This thread will discuss different methods of decal creation that I have experimented with while making various DLRR models. This is only my experience and I would welcome anyone’s comments or differing experience. The topics will be:
1) Original art creation
2) Paper Decals
3) Wet applied decals: commercial or homemade
4) Dry transfer decals (DecalPro method)
5) Silk Screening
6) Off set printing
7) Vinyl stickersOriginal Art
To start with, I am not a graphic artist and not familiar with the programs that should be used to create this art. Programs such as Corel Draw or Adobe Illustrator would be the ones that most people would use. I am familiar with CADD and so that is what I will show here. The approach would be similar no matter what you use.
I start with a scan of the locomotive from Steve’s book. This I enlarge to the size that I wish to model. This is a relative process. I have used the height of the cab as my reference in the past setting the height of the cab in the scanned image to the height of the model that I am kit bashing. This way the engine will look proportionate to the rolling stock. You could use the size of the drivers or any element of the original model that you wish to keep.
Next I import a photographic image that will be used as a basis for the artwork. The image is enlarged to the point that it would fit on the scanned image of the engine. If the photograph was taken straight on and there is not much “warping” of the image, it might be possible to trace as is. Often some correction has to be made to keep lines straight and arcs symmetrical. Now starts the laborious job of tracing the image line by line and arc by arc to create the artwork. Since all of the Disney fonts are custom, lettering is also traced as lines and arcs. If I can find a close font, I will use it.
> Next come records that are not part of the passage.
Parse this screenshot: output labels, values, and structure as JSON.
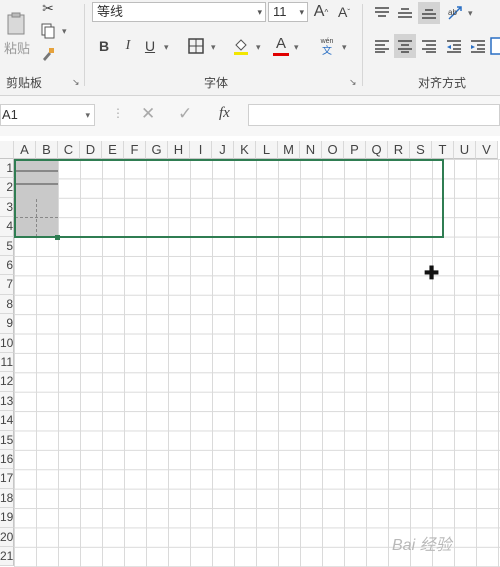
{
  "ribbon": {
    "clipboard": {
      "paste_label": "粘贴",
      "group_label": "剪贴板"
    },
    "font": {
      "font_name": "等线",
      "font_size": "11",
      "increase_font": "A",
      "decrease_font": "A",
      "bold": "B",
      "italic": "I",
      "underline": "U",
      "font_color_letter": "A",
      "phonetic_top": "wén",
      "phonetic_bottom": "文",
      "group_label": "字体",
      "font_color": "#e00000"
    },
    "alignment": {
      "group_label": "对齐方式"
    }
  },
  "formula_bar": {
    "name_box": "A1",
    "fx_label": "fx"
  },
  "columns": [
    "A",
    "B",
    "C",
    "D",
    "E",
    "F",
    "G",
    "H",
    "I",
    "J",
    "K",
    "L",
    "M",
    "N",
    "O",
    "P",
    "Q",
    "R",
    "S",
    "T",
    "U",
    "V"
  ],
  "rows": [
    "1",
    "2",
    "3",
    "4",
    "5",
    "6",
    "7",
    "8",
    "9",
    "10",
    "11",
    "12",
    "13",
    "14",
    "15",
    "16",
    "17",
    "18",
    "19",
    "20",
    "21"
  ],
  "accent_color": "#2f7d52",
  "watermark": "Bai 经验"
}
I draw each color in a separate layer so that I can adjust them more easily and so that I can turn off the background color if I need to.
When the artwork is printable, always print it out and test it for size and color directly on your model. It is no fun to create great looking art that turns out not to fit properly on the model.
Once the artwork is created, you can simply print it on paper and apply it to the model if it seems appropriate. This obviously will not make a durable model and it will not be shiny, but if those issues are not important, this may be fine. It is fast and easy and resolution is always good if you have a quality printer. It helps if your model has natural places for the paper edges to die into. This Big Thunder #4 locomotive was done this way.
Wet decals are the type that most people are familiar with. The image is printed on a clear film that is adhered to a paper backing. When the backing has water applied to it, the image may be slid off the paper and onto the model. I was introduced to a company that will create custom decals for you. He can produce the artwork or you can provide it. If you have them create the artwork, it will probably not be as carefully done as you might do yourself and could become quite pricy if you are a stickler for detail. My experience was that the decals I received looked like they were printed on a low resolution dot-matrix printer. I know that the provider of the decals thought that the quality was quite high. Maybe this could be a limitation of the method of making these one-off decals. A frequenter of this site has produced wet decals at home with good quality at a low price. He may want to chime in with his technique. Here is the nameplate on the Gurley utilizing a wet applied decal that is 1 ¾” long. You can see that the resolution is not fine. For many applications, this could be the way to go, but for this instance, I will look for another method.